- One thinker no less brilliant than the heresiarch himself, but in the orthodox tradition, advanced a most daring hypothesis. This felicitous supposition declared that there is only one Individual, and that this indivisible Individual is every one of the separate beings in the universe, and that these beings are the instruments and masks of divinity itself.
- There are two possible outcomes: if the result confirms the hypothesis, then you've made a measurement. If the result is contrary to the hypothesis, then you've made a discovery.
- Enrico Fermi As quoted in Nuclear Principles in Engineering (2005) by Tatjana Jevremovic, p. 397.
- I do not yet want to form a hypothesis to test, because as soon as you make a hypothesis, you become prejudiced. Your mind slides into a groove, and once it is in that groove, has difficulty noticing anything outside of it. During this time, my sense must be sharp; that is the main thing — to be sharp, yet open.
- Bernd Heinrich A Year in the Maine Woods (1995) : Wondering how golden-crowned kinglets, which eat insects from open branches, survive the Maine winters, in "December 11 : Wind", p. 150.

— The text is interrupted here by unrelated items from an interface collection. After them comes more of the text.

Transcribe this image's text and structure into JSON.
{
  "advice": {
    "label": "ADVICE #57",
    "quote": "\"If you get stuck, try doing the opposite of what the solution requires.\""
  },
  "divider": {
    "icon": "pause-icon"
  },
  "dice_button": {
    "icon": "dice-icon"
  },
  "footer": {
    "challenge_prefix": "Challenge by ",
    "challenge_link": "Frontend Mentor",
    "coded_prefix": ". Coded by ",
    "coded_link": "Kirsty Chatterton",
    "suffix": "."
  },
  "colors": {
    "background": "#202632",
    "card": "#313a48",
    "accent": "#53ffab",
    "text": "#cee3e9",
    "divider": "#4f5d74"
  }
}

- The truth is, that these writings of mine were meant to protect the arguments of Parmenides against those who make fun of him and seek to show the many ridiculous and contradictory results which they suppose to follow from the affirmation of the one. My answer is addressed to the partisans of the many, whose attack I return with interest by retorting upon them that their hypothesis of the being of many, if carried out, appears to be still more ridiculous than the hypothesis of the being of one. Zeal for my master led me to write the book in the days of my youth, but some one stole the copy; and therefore I had no choice whether it should be published or not; the motive, however, of writing, was not the ambition of an elder man, but the pugnacity of a young one.